As he prepares for the World Cup, Portugal's star goal scorer is doing anything it takes to stay healthy.
Photo-illustration: Joe Giddens—AP
Cristiano Ronaldo was built to play soccer. Named the best player in the world this year, the 29-year-old Portuguese goal scorer boasts an unusually high proportion of what physiologists call fast-twitch muscle, which allows him to accelerate, leap beyond defenders and shoot powerfully from a distance with little setup. But not even Ronaldo’s body was built for the strain he has endured over what has been a particularly grueling season.

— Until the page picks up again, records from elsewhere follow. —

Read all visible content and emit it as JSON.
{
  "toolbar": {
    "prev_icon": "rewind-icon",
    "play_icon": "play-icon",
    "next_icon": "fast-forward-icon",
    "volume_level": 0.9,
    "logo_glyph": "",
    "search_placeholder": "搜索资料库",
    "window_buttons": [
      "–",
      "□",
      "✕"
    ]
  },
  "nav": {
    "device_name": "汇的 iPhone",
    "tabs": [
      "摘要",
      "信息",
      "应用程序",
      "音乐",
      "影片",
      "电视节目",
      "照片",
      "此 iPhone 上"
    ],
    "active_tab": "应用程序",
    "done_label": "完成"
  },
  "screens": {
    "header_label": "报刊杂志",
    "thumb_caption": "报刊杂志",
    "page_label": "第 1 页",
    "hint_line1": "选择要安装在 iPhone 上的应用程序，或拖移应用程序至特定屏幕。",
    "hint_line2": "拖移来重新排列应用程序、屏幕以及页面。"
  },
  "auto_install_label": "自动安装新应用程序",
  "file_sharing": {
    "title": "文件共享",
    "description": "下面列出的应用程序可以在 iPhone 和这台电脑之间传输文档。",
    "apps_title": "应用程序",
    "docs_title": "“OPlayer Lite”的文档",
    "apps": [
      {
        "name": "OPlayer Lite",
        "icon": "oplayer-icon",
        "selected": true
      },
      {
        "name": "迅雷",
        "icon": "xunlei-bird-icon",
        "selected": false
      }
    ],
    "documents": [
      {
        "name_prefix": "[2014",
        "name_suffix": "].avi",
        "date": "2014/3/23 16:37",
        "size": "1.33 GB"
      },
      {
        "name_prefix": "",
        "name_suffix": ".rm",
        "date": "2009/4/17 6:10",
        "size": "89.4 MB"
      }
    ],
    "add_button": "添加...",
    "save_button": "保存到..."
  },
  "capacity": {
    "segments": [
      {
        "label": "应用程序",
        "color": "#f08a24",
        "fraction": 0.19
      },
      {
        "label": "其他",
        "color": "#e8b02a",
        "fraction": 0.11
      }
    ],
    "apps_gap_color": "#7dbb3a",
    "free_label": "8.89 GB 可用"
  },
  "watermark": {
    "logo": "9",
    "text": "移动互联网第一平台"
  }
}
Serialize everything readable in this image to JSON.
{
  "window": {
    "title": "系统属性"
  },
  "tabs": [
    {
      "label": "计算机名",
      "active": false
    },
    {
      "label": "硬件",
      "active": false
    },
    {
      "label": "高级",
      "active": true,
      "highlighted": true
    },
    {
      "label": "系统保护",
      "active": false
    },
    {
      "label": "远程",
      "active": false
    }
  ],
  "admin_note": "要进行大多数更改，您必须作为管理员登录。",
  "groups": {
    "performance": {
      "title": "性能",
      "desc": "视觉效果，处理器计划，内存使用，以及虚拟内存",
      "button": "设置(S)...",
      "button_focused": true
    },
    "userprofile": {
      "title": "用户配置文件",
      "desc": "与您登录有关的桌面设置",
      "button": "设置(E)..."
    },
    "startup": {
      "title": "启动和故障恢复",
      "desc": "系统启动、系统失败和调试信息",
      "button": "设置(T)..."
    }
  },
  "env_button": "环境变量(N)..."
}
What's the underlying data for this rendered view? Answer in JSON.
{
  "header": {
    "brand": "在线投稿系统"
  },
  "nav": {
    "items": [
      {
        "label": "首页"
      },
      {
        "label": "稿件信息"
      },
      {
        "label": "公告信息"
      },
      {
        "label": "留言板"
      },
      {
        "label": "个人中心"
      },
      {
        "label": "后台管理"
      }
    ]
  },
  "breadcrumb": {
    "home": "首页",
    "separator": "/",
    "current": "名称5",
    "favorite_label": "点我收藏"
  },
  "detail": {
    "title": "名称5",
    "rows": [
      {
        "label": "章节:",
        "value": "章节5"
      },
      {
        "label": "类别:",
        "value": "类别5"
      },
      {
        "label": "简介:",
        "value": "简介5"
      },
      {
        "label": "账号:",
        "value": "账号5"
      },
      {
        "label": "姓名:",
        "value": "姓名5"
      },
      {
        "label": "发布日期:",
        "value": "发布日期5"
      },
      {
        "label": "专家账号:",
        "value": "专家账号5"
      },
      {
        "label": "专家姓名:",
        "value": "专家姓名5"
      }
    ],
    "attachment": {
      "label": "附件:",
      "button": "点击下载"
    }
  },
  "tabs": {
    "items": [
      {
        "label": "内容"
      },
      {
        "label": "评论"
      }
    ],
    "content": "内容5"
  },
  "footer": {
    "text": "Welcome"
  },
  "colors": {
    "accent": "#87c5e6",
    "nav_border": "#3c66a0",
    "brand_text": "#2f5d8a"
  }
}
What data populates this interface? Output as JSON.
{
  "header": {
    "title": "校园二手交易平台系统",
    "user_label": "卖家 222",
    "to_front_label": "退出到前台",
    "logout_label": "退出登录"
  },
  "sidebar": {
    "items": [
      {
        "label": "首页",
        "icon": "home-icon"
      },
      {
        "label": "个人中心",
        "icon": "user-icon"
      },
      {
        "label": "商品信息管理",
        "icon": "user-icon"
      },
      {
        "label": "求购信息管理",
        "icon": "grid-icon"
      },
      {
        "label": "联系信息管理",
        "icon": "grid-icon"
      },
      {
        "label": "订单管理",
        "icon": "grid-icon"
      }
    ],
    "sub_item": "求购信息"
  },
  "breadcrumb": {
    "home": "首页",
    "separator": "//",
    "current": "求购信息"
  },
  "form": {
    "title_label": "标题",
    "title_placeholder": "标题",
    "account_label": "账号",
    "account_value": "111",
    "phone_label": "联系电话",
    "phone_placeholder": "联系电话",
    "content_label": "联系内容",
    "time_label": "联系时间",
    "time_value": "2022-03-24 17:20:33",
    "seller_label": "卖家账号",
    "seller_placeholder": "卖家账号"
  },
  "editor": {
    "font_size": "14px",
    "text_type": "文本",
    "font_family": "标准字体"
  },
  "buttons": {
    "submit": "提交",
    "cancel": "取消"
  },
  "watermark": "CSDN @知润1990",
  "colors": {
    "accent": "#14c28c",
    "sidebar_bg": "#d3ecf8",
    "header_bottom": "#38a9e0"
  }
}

He is currently recovering from leg injuries that are a result of his playing an enormous number of games for his club team, Real Madrid, and for Portugal’s national team. His injury history, age (he has been playing for major teams since he was 17), physique and even his travel schedule are factors that increase his injury risk in the World Cup, which starts June 12.
His fitness level may affect whether Portugal is one of the two teams that advance from its first-round group, which includes Germany, Ghana and the U.S. Portugal is leaving as little to chance as possible and has hired a physical therapist from the Real Madrid sports-medicine staff to look after Ronaldo and two other teammates with physical vulnerabilities. The battle to keep this soccer phenomenon healthy is an around-the-clock task.
Sources: ProZone; FIFA; UEFA; AS; BBC; Guardian; Men’s Health; ESPN; Sky Sports; David Tenney, Seattle Sounders FC; Chris West, University of Connecticut; John Sullivan, Clinical & Sports Consulting Services